His Byronic collar was soft and untidy, and his shirt was unlaundered, but his clothes were scrupulously clean.
You can get for thirty-nine cents an unlaundered white shirt which is excellent.
In the days of Spion Kop the Boer was an unlaundered savage, fit only to be a target for pig-stickers.
Her return soon brought its own explanation, however, for upon her old head she bore a huge bundle of unlaundered clothing.
1660s, "to wash linen," from noun launder "one who washes" (especially linen), mid-15c., a contraction of lavender, from Old French lavandier "washer, launderer," from Medieval Latin lavandaria "a washer," ultimately from Latin lavare "to wash" (see lave). Criminal banking sense first recorded 1961, from notion of making dirty money seem clean; brought to widespread use during U.S. Watergate scandal, 1973. Related: Laundered; laundering.
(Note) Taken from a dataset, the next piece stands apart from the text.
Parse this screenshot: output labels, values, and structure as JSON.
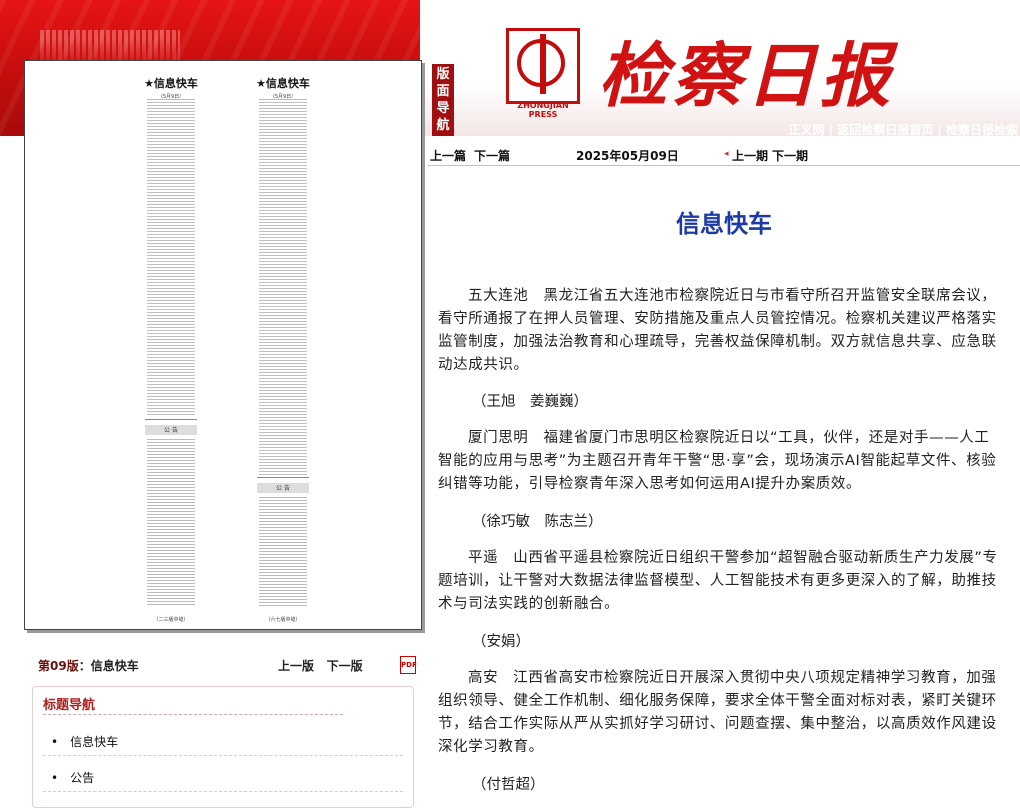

To transfer or convert funds so that illegal or dubious receipts are made to appear legitimate: The account money that had been ''laundered'' by being siphoned from this country into Mexico and returned under an alias (1961+)